**INPUT MATERIAL**:

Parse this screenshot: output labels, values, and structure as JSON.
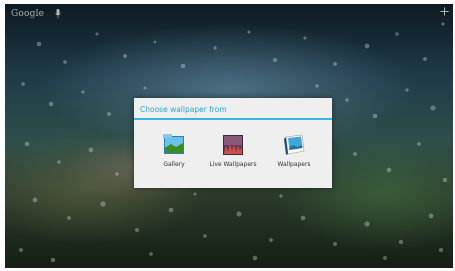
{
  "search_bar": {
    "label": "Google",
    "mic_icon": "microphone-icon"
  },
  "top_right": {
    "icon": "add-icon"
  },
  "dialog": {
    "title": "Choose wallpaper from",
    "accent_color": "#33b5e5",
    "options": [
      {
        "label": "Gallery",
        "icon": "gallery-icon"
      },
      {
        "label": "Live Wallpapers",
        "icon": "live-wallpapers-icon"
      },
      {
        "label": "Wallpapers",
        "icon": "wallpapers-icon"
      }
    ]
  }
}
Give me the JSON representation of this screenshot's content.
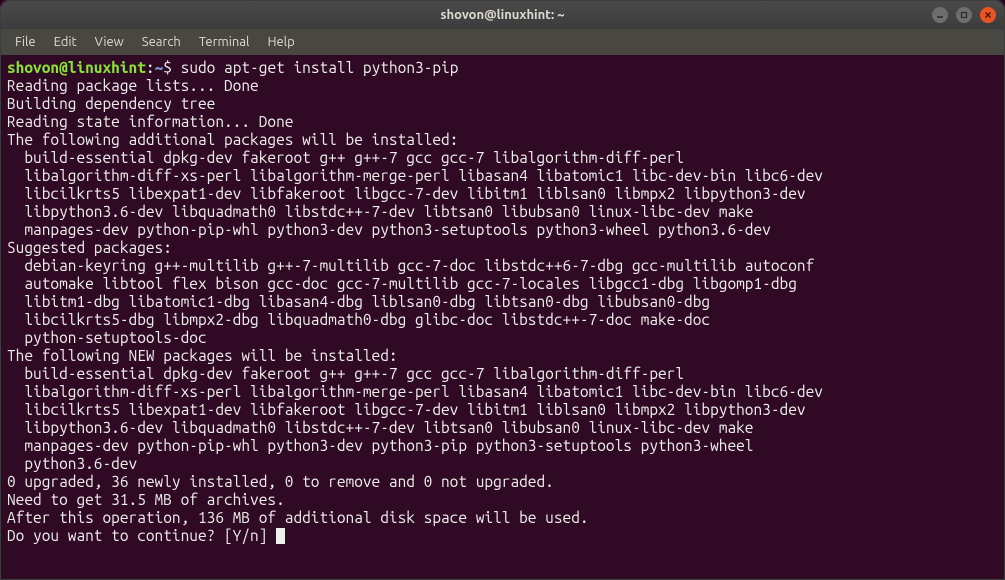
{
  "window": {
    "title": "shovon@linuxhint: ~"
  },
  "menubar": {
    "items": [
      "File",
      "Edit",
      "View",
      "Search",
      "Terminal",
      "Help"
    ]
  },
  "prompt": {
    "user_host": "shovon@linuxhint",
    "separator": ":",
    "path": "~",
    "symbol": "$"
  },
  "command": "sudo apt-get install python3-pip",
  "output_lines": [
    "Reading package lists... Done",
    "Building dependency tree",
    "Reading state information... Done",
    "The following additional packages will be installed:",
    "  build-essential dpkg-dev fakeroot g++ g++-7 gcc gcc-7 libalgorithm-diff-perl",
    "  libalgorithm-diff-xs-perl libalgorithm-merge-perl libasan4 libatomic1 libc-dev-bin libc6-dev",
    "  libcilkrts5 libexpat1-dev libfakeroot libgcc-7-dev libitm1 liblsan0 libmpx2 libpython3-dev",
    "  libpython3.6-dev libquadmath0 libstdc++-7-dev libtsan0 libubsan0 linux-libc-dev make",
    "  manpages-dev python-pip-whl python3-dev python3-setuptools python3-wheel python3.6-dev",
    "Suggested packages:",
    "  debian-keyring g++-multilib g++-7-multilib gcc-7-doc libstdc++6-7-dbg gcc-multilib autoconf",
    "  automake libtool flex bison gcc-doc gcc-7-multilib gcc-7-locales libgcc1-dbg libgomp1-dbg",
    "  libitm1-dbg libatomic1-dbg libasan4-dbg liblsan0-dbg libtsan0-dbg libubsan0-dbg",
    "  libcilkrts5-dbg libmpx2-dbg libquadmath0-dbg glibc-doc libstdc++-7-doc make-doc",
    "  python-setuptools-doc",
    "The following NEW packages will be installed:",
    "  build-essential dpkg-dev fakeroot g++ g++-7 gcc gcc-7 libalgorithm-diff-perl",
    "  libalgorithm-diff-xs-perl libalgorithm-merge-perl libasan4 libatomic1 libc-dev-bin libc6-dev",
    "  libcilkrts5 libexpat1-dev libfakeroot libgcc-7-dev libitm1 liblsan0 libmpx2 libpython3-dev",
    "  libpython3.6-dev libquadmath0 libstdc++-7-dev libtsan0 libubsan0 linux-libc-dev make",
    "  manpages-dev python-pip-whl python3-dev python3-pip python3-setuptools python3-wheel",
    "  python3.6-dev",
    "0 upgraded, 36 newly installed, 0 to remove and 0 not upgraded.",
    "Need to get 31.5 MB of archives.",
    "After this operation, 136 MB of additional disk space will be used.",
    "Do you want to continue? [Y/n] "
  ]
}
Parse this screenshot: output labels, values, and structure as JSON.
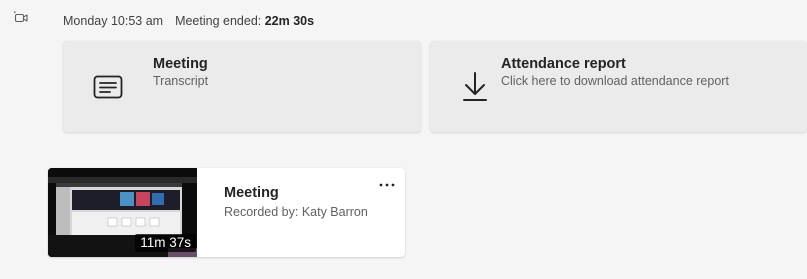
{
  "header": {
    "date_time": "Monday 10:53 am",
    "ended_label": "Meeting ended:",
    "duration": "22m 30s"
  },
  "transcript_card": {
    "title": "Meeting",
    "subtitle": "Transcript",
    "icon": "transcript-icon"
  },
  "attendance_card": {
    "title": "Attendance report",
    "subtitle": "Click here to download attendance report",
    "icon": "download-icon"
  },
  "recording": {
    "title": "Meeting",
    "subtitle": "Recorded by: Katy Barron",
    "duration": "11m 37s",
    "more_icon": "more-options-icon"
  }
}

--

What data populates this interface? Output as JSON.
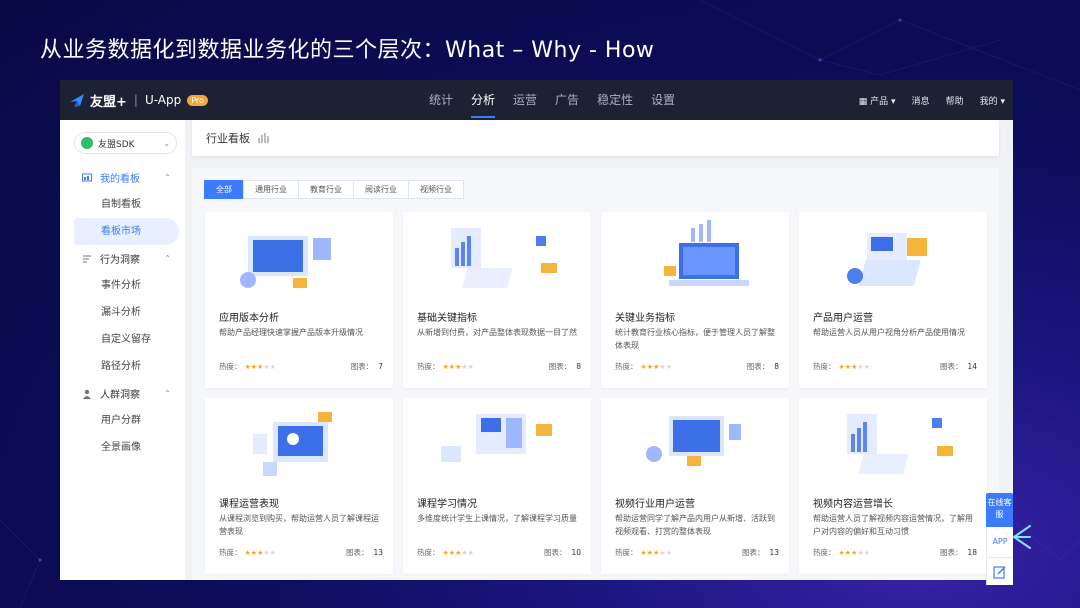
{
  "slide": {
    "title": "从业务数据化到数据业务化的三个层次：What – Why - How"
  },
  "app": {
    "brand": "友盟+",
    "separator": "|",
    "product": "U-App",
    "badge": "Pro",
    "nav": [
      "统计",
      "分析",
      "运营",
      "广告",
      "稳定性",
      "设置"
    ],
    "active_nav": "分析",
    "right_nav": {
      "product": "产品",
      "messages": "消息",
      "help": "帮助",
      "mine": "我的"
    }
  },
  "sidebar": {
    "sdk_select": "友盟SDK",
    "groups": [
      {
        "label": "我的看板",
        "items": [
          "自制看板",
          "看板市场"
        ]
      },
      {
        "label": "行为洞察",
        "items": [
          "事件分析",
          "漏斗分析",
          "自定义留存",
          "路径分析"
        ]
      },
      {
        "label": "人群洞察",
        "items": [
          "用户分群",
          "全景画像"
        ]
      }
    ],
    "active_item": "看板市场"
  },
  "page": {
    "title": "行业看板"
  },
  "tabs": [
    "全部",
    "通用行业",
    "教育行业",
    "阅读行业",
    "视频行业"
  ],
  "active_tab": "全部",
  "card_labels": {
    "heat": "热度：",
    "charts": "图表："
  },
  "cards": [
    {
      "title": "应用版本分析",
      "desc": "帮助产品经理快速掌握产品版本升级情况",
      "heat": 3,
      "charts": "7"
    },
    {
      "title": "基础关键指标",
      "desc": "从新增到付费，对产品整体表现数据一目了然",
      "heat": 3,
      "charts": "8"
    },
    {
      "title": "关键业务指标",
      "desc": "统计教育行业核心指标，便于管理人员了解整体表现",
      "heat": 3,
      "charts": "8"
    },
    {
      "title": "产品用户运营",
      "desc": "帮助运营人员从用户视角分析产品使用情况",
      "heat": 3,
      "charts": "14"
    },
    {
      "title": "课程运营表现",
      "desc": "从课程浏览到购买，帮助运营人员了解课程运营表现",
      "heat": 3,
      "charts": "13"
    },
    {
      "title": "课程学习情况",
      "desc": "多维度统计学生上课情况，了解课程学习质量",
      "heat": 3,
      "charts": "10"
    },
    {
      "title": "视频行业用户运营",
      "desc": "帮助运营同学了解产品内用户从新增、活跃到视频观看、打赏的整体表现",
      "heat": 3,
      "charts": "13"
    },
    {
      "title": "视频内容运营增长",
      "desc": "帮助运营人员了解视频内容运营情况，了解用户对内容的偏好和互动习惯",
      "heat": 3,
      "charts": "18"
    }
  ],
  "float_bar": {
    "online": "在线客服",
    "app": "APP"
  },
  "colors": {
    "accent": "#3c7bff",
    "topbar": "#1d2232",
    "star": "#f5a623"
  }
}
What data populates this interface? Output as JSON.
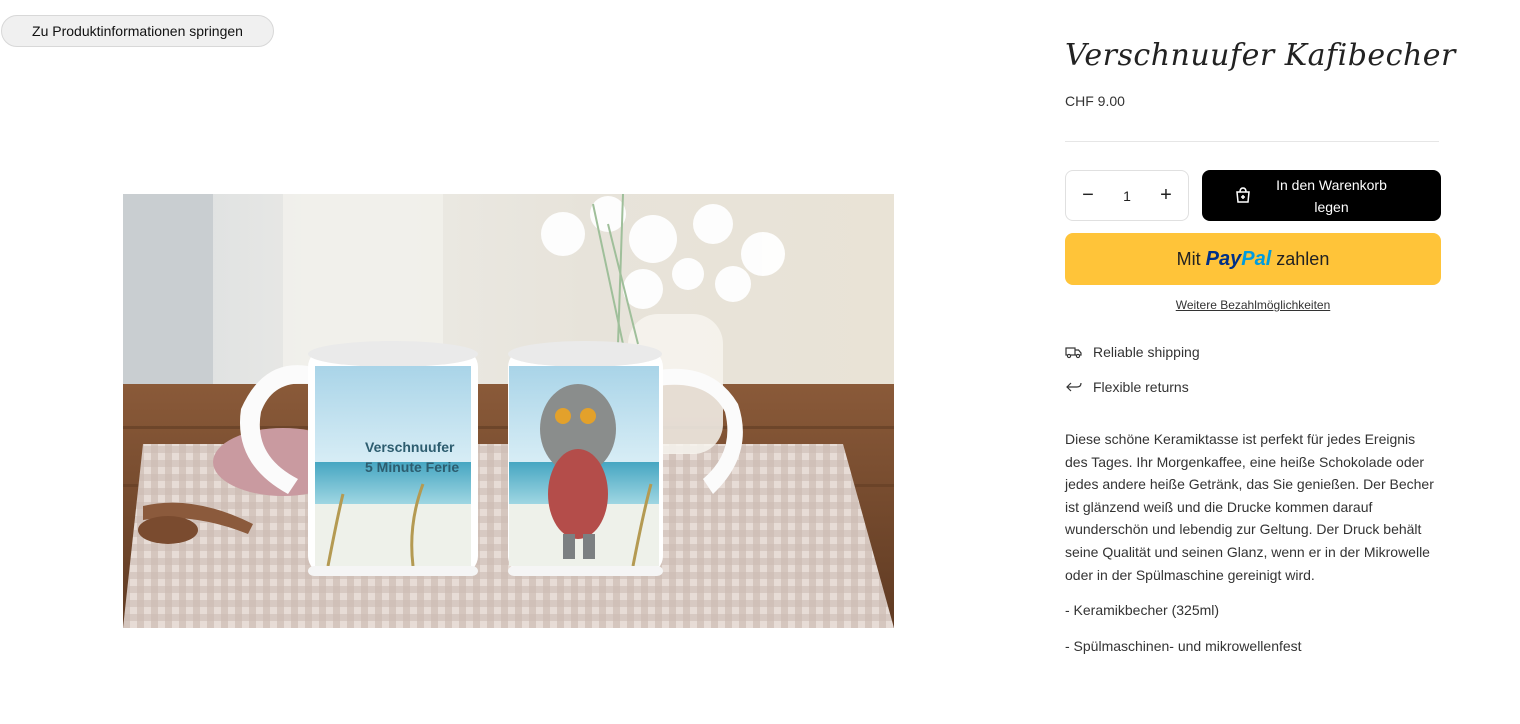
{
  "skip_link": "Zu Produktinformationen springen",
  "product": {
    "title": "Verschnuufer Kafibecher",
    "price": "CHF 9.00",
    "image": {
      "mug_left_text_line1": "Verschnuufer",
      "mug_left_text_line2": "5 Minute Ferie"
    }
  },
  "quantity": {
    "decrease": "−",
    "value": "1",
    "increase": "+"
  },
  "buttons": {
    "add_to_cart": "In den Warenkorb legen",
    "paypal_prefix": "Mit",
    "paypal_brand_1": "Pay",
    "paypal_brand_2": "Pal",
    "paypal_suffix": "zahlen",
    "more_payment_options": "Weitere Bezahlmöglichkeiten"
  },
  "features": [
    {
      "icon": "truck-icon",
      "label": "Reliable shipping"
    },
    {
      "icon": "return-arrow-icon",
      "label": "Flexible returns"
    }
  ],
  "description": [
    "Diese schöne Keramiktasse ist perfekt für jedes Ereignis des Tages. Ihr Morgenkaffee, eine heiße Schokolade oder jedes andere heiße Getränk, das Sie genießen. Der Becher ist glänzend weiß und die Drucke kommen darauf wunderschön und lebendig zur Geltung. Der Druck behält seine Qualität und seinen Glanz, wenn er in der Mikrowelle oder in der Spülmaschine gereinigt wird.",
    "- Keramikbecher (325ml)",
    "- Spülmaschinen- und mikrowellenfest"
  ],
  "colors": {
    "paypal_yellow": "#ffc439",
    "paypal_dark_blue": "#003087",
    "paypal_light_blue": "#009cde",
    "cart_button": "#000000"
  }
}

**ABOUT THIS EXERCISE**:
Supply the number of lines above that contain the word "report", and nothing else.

**OUTPUT**:
2